In her last monolog, Cheryl, the director's alter ego, addresses the viewer directly in order to explain the meaning of Fae Richard's legacy for her own life: It means hope; it means inspiration; it means possibility. It means history. And most important what I understand is it means that I am gonna be the one who says, "I am a black, lesbian filmmaker," who's just beginning, but I'm gonna say a lot more and have a lot more work to do. Anyway-what you've all been waiting for-the biography of Fae Richards. Faith Richardson. One year, after the film's release, Cheryl Dunye, the director, elaborated in an interview on her use of moving images as a strategy of “moving on” in her life: I think that what Watermelon Woman does is says that you can have your own Watermelon Woman too, and you do have your own Watermelon Woman. And you have to acknowledge that and move on with it.6 Hence, the elaborate narrative of The Watermelon Woman can be understood as a twofold commentary on the past and present of a racist and homophobic film industry: A powerful gesture of both re-appropriation and exorcism.
Martyna Starosta, March 2012
1 Chasing Fae: The Watermelon Woman and Black Lesbian Possibility.
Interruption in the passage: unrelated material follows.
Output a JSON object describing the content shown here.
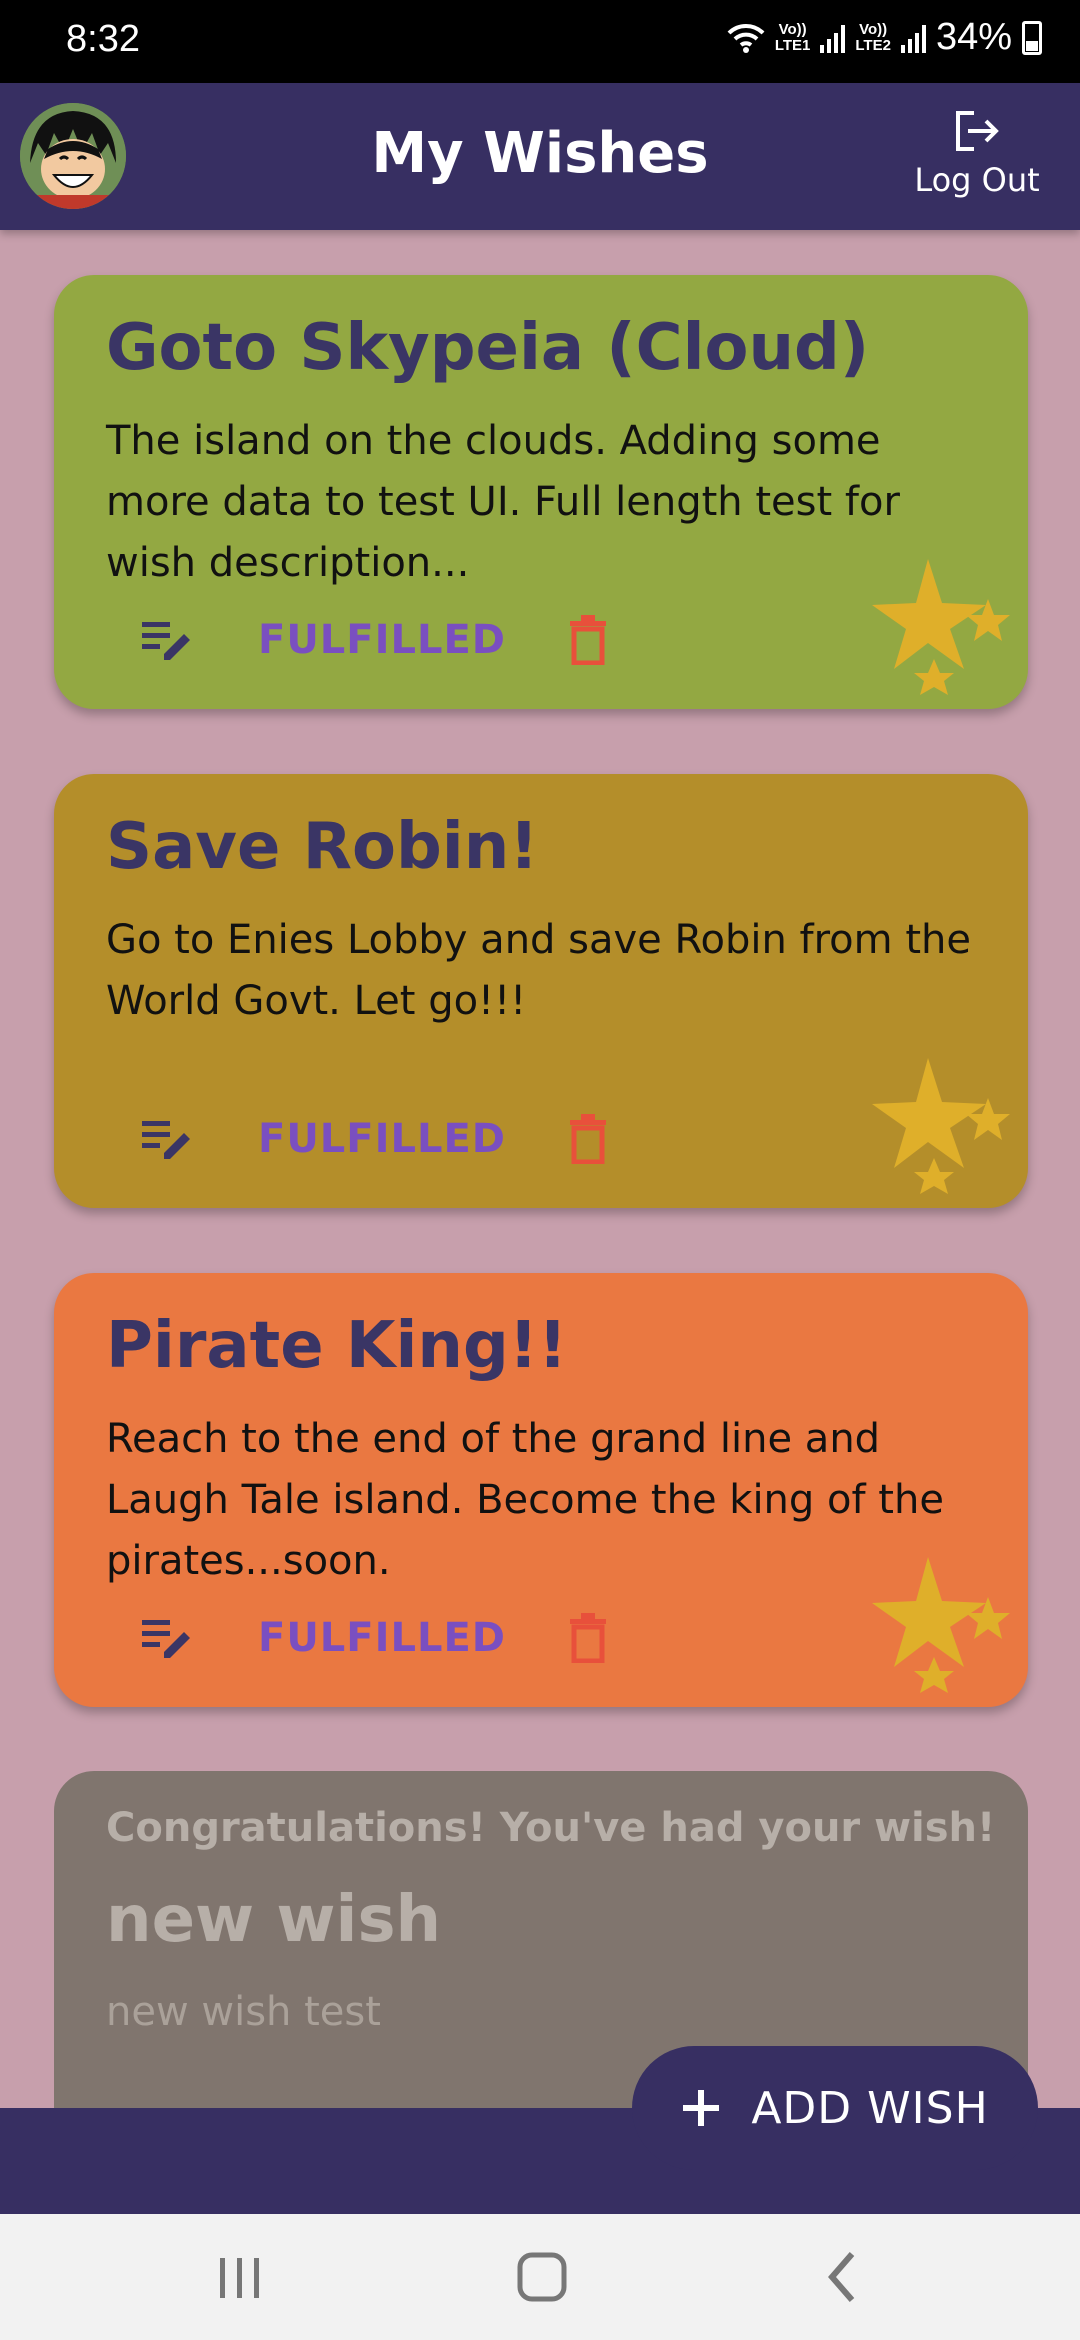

Callalo: A Journal of AfricanAmerican and African Arts Letters. Special Issue, “Gay, Lesbian, Bisexual, Transgender Literature and Culture.” 23.1 (Winter 2000): 448-460. 2 Sullivan, Laura L.: op. cit. p. 451 3 Sullivan, Laura L: op. cit. p. 455 4 Sullivan, Laura L: op. cit. p. 455 5 If we agree on Workers Leaving The Lumière Factory in Lyon (1895) by the Lumière brothers as the first motion picture ever made. 6 http://www.cheryldunye.com/pages/interview.html